§ **Task details**
Within the listing below, the lines containing "Audio" are to be counted. Give the number only.

------------

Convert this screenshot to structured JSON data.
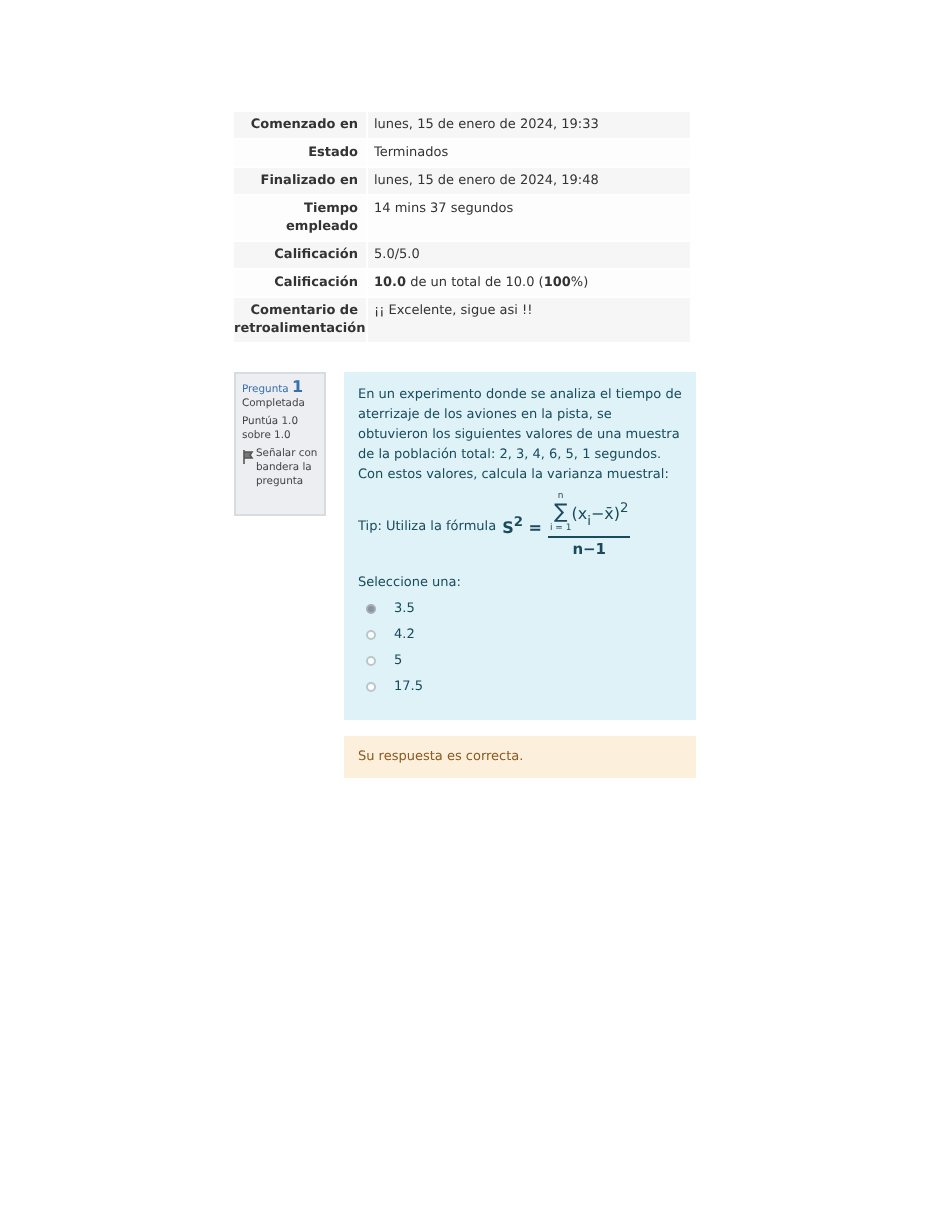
{
  "summary": [
    {
      "label": "Comenzado en",
      "value": "lunes, 15 de enero de 2024, 19:33"
    },
    {
      "label": "Estado",
      "value": "Terminados"
    },
    {
      "label": "Finalizado en",
      "value": "lunes, 15 de enero de 2024, 19:48"
    },
    {
      "label": "Tiempo empleado",
      "value": "14 mins 37 segundos"
    },
    {
      "label": "Calificación",
      "value": "5.0/5.0"
    },
    {
      "label": "Calificación",
      "value": "**10.0** de un total de 10.0 (**100**%)"
    },
    {
      "label": "Comentario de retroalimentación",
      "value": "¡¡ Excelente, sigue asi !!"
    }
  ],
  "question_info": {
    "label": "Pregunta",
    "number": "1",
    "status": "Completada",
    "points": "Puntúa 1.0 sobre 1.0",
    "flag": "Señalar con bandera la pregunta"
  },
  "question": {
    "text": "En un experimento donde se analiza el  tiempo de aterrizaje de los aviones en la pista, se obtuvieron los siguientes valores de una muestra de la población total: 2, 3, 4, 6, 5, 1 segundos. Con estos valores, calcula la varianza muestral:",
    "tip": "Tip: Utiliza la fórmula",
    "formula": {
      "lhs": "S$^{2}$ =",
      "sigma": "∑",
      "sum_top": "n",
      "sum_bottom": "i = 1",
      "numerator": "(x$_{i}$−x̄)$^{2}$",
      "denominator": "n−1"
    },
    "prompt": "Seleccione una:",
    "options": [
      {
        "label": "3.5",
        "selected": true
      },
      {
        "label": "4.2",
        "selected": false
      },
      {
        "label": "5",
        "selected": false
      },
      {
        "label": "17.5",
        "selected": false
      }
    ]
  },
  "feedback": "Su respuesta es correcta."
}
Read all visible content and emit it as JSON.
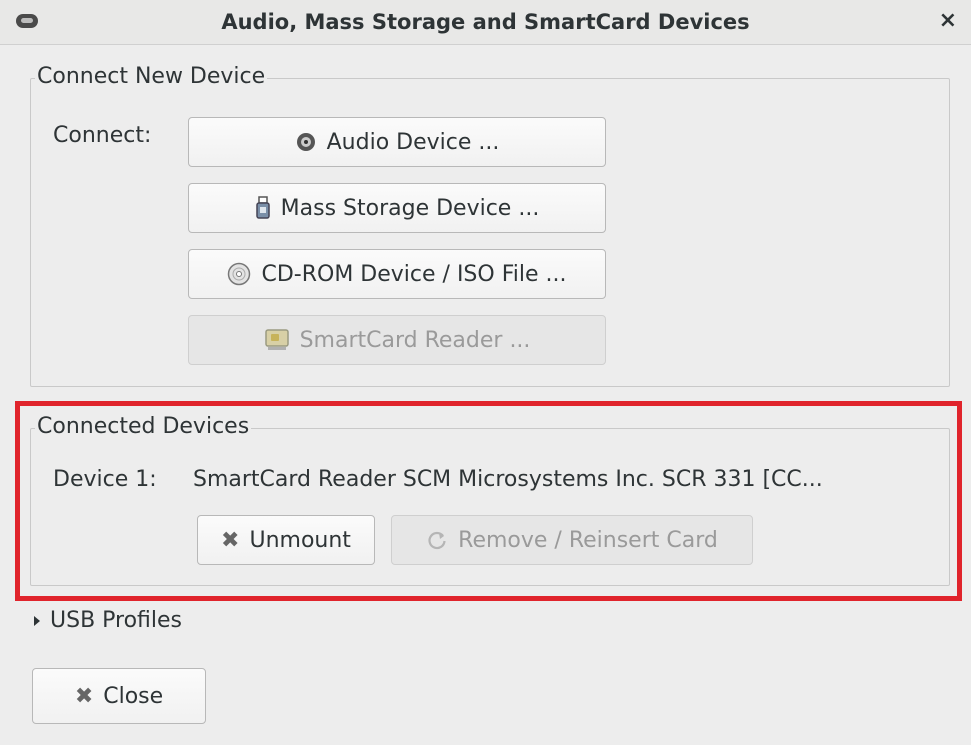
{
  "window": {
    "title": "Audio, Mass Storage and SmartCard Devices",
    "close_glyph": "×"
  },
  "connect_group": {
    "legend": "Connect New Device",
    "connect_label": "Connect:",
    "buttons": [
      {
        "label": "Audio Device ...",
        "icon": "speaker-icon",
        "enabled": true
      },
      {
        "label": "Mass Storage Device ...",
        "icon": "usb-drive-icon",
        "enabled": true
      },
      {
        "label": "CD-ROM Device / ISO File ...",
        "icon": "cd-icon",
        "enabled": true
      },
      {
        "label": "SmartCard Reader ...",
        "icon": "smartcard-icon",
        "enabled": false
      }
    ]
  },
  "connected_group": {
    "legend": "Connected Devices",
    "device_label": "Device 1:",
    "device_value": "SmartCard Reader SCM Microsystems Inc. SCR 331 [CC...",
    "unmount_label": "Unmount",
    "remove_label": "Remove / Reinsert Card",
    "highlight_color": "#e0242c"
  },
  "usb_profiles": {
    "label": "USB Profiles"
  },
  "footer": {
    "close_label": "Close"
  }
}
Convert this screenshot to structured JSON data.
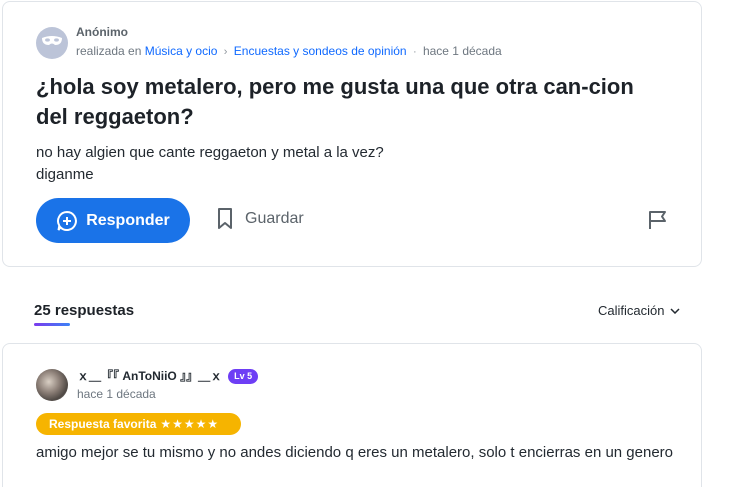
{
  "question": {
    "author": "Anónimo",
    "posted_in_prefix": "realizada en",
    "category": "Música y ocio",
    "subcategory": "Encuestas y sondeos de opinión",
    "time": "hace 1 década",
    "title": "¿hola soy metalero, pero me gusta una que otra can-cion del reggaeton?",
    "body_lines": [
      "no hay algien que cante reggaeton y metal a la vez?",
      "diganme"
    ],
    "actions": {
      "reply_label": "Responder",
      "save_label": "Guardar"
    },
    "icons": {
      "avatar": "mask-icon",
      "reply": "plus-bubble-icon",
      "save": "bookmark-icon",
      "report": "flag-icon",
      "separator": "chevron-right-icon"
    }
  },
  "answers_header": {
    "count_label": "25 respuestas",
    "sort_label": "Calificación",
    "sort_icon": "chevron-down-icon"
  },
  "answer": {
    "author": "ｘ＿『『 AnToNiiO 』』＿ｘ",
    "level": "Lv 5",
    "time": "hace 1 década",
    "badge_label": "Respuesta favorita",
    "stars": "★★★★★",
    "body": "amigo mejor se tu mismo y no andes diciendo q eres un metalero, solo t encierras en un genero"
  },
  "colors": {
    "primary": "#1a73e8",
    "link": "#0f69ff",
    "favorite": "#f6b400",
    "level_badge": "#6e3ef5"
  }
}
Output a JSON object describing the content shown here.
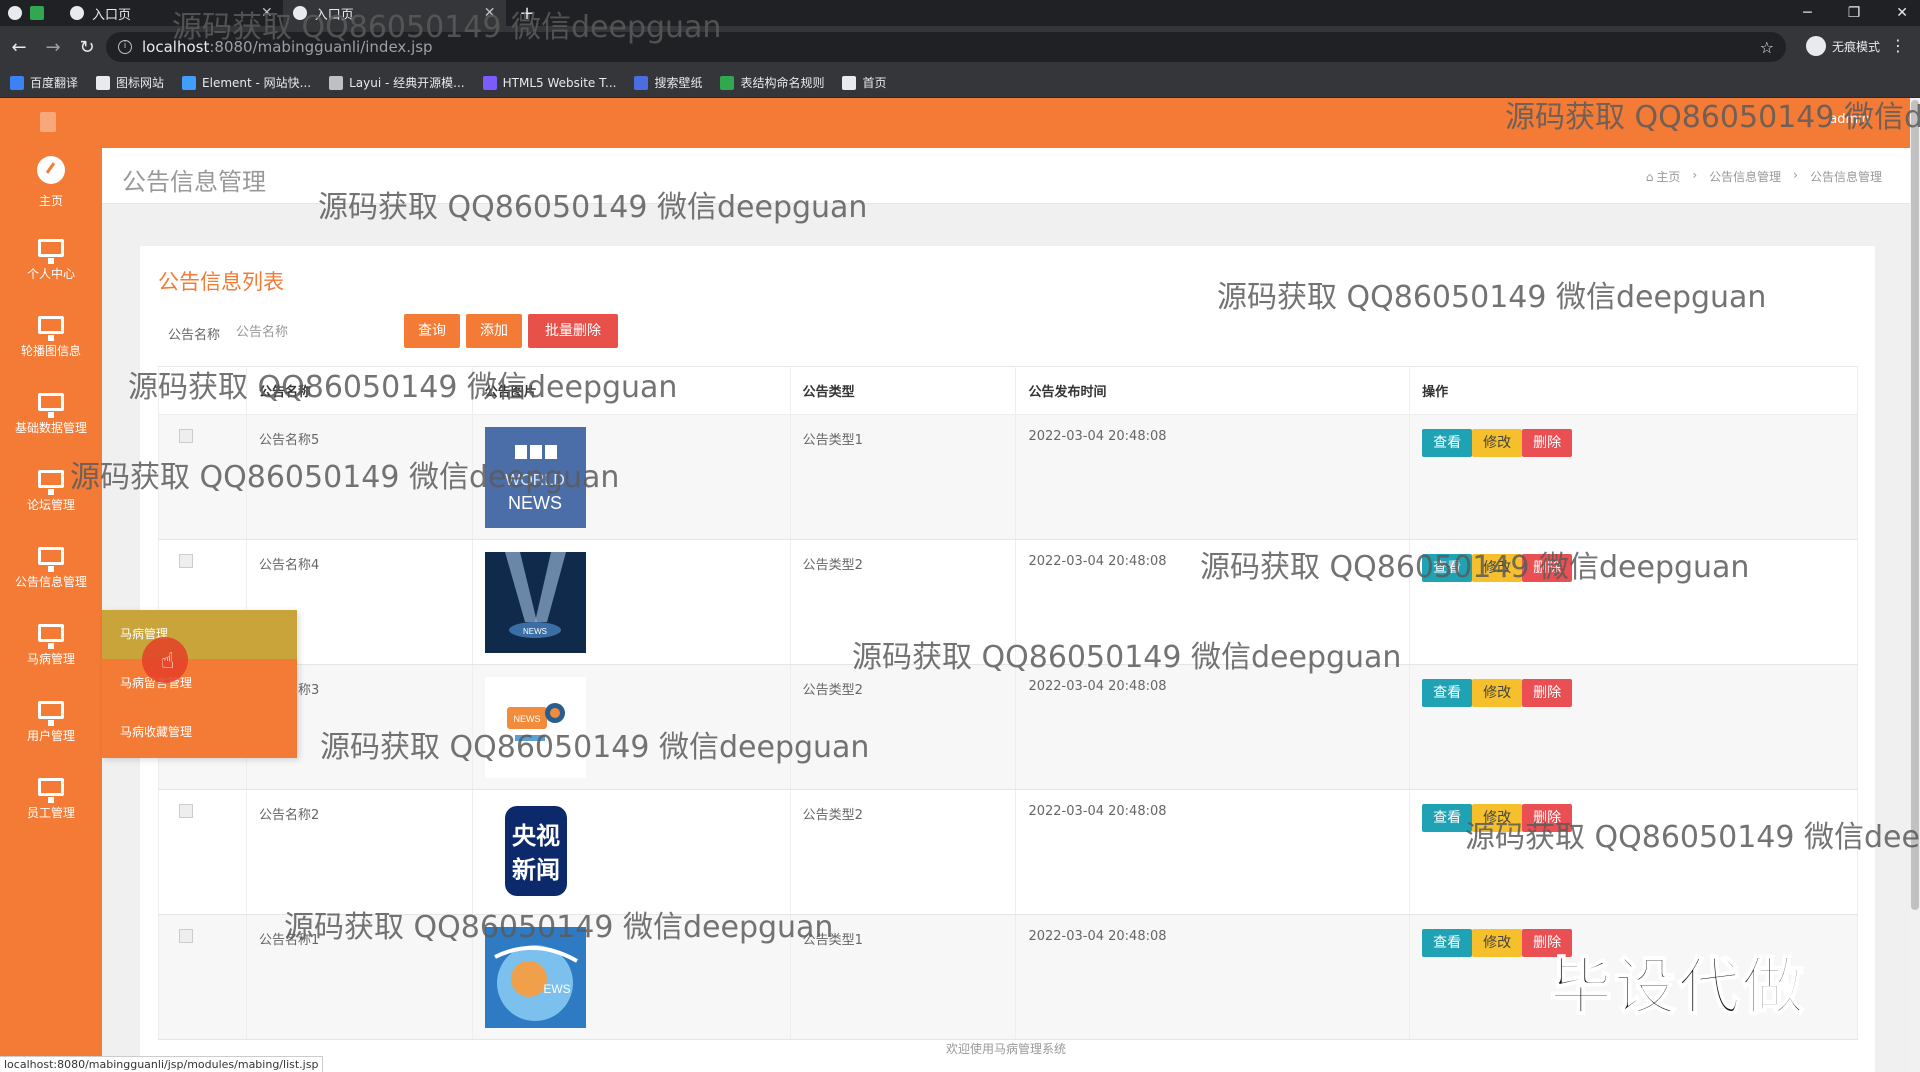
{
  "browser": {
    "tabs": [
      {
        "title": "入口页"
      },
      {
        "title": "入口页"
      }
    ],
    "new_tab_glyph": "+",
    "url_host": "localhost",
    "url_path": ":8080/mabingguanli/index.jsp",
    "profile_label": "无痕模式",
    "bookmarks": [
      {
        "label": "百度翻译",
        "color": "#3b82f6"
      },
      {
        "label": "图标网站",
        "color": "#e8eaed"
      },
      {
        "label": "Element - 网站快...",
        "color": "#409eff"
      },
      {
        "label": "Layui - 经典开源模...",
        "color": "#bdc1c6"
      },
      {
        "label": "HTML5 Website T...",
        "color": "#7c5cff"
      },
      {
        "label": "搜索壁纸",
        "color": "#4a6ee0"
      },
      {
        "label": "表结构命名规则",
        "color": "#2fa84f"
      },
      {
        "label": "首页",
        "color": "#e8eaed"
      }
    ]
  },
  "header": {
    "user_label": "admin"
  },
  "sidebar": {
    "items": [
      {
        "label": "主页",
        "icon": "dashboard-icon"
      },
      {
        "label": "个人中心",
        "icon": "monitor-icon"
      },
      {
        "label": "轮播图信息",
        "icon": "monitor-icon"
      },
      {
        "label": "基础数据管理",
        "icon": "monitor-icon"
      },
      {
        "label": "论坛管理",
        "icon": "monitor-icon"
      },
      {
        "label": "公告信息管理",
        "icon": "monitor-icon"
      },
      {
        "label": "马病管理",
        "icon": "monitor-icon"
      },
      {
        "label": "用户管理",
        "icon": "monitor-icon"
      },
      {
        "label": "员工管理",
        "icon": "monitor-icon"
      }
    ],
    "submenu": [
      "马病管理",
      "马病留言管理",
      "马病收藏管理"
    ]
  },
  "page": {
    "title": "公告信息管理",
    "breadcrumb": [
      "主页",
      "›",
      "公告信息管理",
      "›",
      "公告信息管理"
    ]
  },
  "panel": {
    "title": "公告信息列表",
    "search_label": "公告名称",
    "search_placeholder": "公告名称",
    "buttons": {
      "query": "查询",
      "add": "添加",
      "batch_delete": "批量删除"
    }
  },
  "table": {
    "headers": [
      "",
      "公告名称",
      "公告图片",
      "公告类型",
      "公告发布时间",
      "操作"
    ],
    "rows": [
      {
        "name": "公告名称5",
        "type": "公告类型1",
        "time": "2022-03-04 20:48:08",
        "image": "bbc-world-news"
      },
      {
        "name": "公告名称4",
        "type": "公告类型2",
        "time": "2022-03-04 20:48:08",
        "image": "spotlight-news"
      },
      {
        "name": "公告名称3",
        "type": "公告类型2",
        "time": "2022-03-04 20:48:08",
        "image": "news-megaphone"
      },
      {
        "name": "公告名称2",
        "type": "公告类型2",
        "time": "2022-03-04 20:48:08",
        "image": "cctv-news"
      },
      {
        "name": "公告名称1",
        "type": "公告类型1",
        "time": "2022-03-04 20:48:08",
        "image": "globe-news"
      }
    ],
    "ops": {
      "view": "查看",
      "edit": "修改",
      "delete": "删除"
    }
  },
  "footer": "欢迎使用马病管理系统",
  "status_url": "localhost:8080/mabingguanli/jsp/modules/mabing/list.jsp",
  "overlay": {
    "watermark": "源码获取 QQ86050149 微信deepguan",
    "promo": "毕设代做"
  },
  "colors": {
    "primary": "#f47b36",
    "danger": "#ea4f53",
    "info": "#1fa2b4",
    "warning": "#f5c02b"
  }
}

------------

§ **Response to this task**
2